Defendant next assigns as error the admission of testimony as to defendant's leaving the State of North Carolina. Defendant contends that the record indicates that he left Winston-Salem on 18 December 1969, sixteen days after the commission of the alleged crime, and that the record is silent as to when he left North Carolina except that it does show he established residence in Florida in April 1970. Defendant contends that such a lapse of time renders the relationship between his departure and any supposed consciousness of guilt too remote for the evidence to be considered by the jury.

North Carolina has long followed the rule that an accused's flight from a crime shortly after its commission is admissible as evidence of guilt. See State v. Sheffield, 251 N.C. 309, 111 S.E.2d 195 (1959); State v. Dickerson, 189 N.C. 327, 127 S.E. 256 (1925); State v. Hairston, 182 N.C. 851, 109 S.E. 45 (1921); State v. Nat, 51 N.C. 114 (1858). The State contends that the fact defendant left his home immediately after being questioned by Sergeant Eller, that he left his children with Mr. Dewey Armstrong in Winston-Salem and told Mr. Armstrong not to tell the officers where he had gone, and that months later defendant was found living in Florida under an assumed name, were all circumstances for the jury to consider.

In State v. Ball, 339 S.W.2d 783 (Mo. 1960), cited by the defendant in his brief, it was held that flight occurring approximately three weeks after the crime was a relevant circumstance and that the remoteness of the flight goes only to the weight not the admissibility of the evidence. See *98 29 Am.Jur.2d, Evidence § 280; Annot., 25 A.L.R. 886 (1923).

In the present case, evidence that defendant left his home 16 days after the alleged offenses were committed is competent to be considered by the jury in connection with other circumstances in passing upon the question of guilt. State v. Payne, 213 N.C. 719, 197 S.E. 573 (1938), and cases therein cited.

Finally, defendant's sixth assignment of error states: "The Court erred in failing to state defendant's contention and declare and explain the applicable law, with regard to the defendant's leaving the State of North Carolina. Defendant's exception No. 23 (R. p. 77)."

This assignment could be dismissed for failure to comply with the rule stated in State v. Kirby, 276 N.C. 123, 131, 171 S.E.2d 416, 422 (1970), as follows:

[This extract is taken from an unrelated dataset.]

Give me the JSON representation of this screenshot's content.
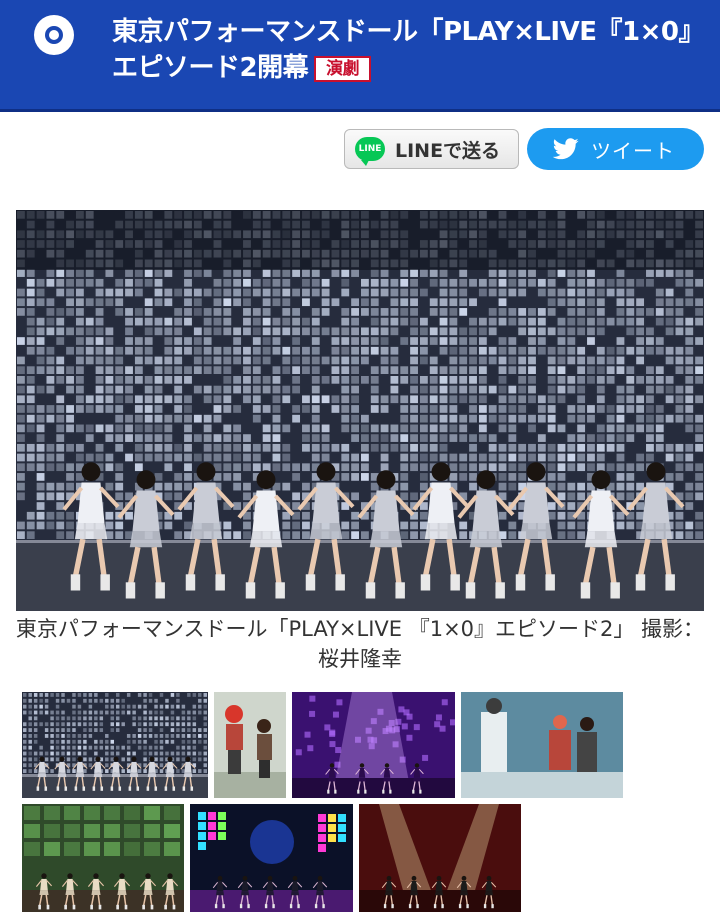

"Assignments of error to the charge should quote the portion of the charge to which appellant objects, and assignments based on failure to charge should set out appellant's contention as to what the court should have charged. State v. Wilson, 263 N.C. 533, 139 S.E.2d 736. `When an exception relates to the charge, that portion to which the exception is taken must be set out in the particular assignment of error. A mere reference to the exception number and the page number of the record where the exception appears . . . will not present the alleged error for review.. . .' Samuel v. Evans and Cooper v. Evans, 264 N.C. 393, 141 S.E.2d 627."

However, an examination of the record in the case at bar discloses that the court correctly charged the jury:

"Now ladies and gentlemen of the jury, the State has introduced evidence which tends to show that the defendant fled this jurisdiction. I instruct you that evidence of flight may be considered by you together with all the other facts and circumstances in this case in determining whether the combined circumstances amount to admission or shows a consciousness of guilt, however, I instruct you the proof of this circumstance is not sufficient in itself to establish the defendant's guilt of any of these offenses."

The record further discloses that the court stated that defendant contends he left the State to prevent his first wife from having him picked up for nonsupport. If defendant wished the court to give additional contentions, it was his duty to request them. State v. Butler, 269 N.C. 733, 153 S.E.2d 477 (1967); 3 Strong, N.C. Index 2d, Criminal Law § 163.

Nothing appears in the record which would warrant disturbing the verdicts or the judgments. They will therefore be upheld.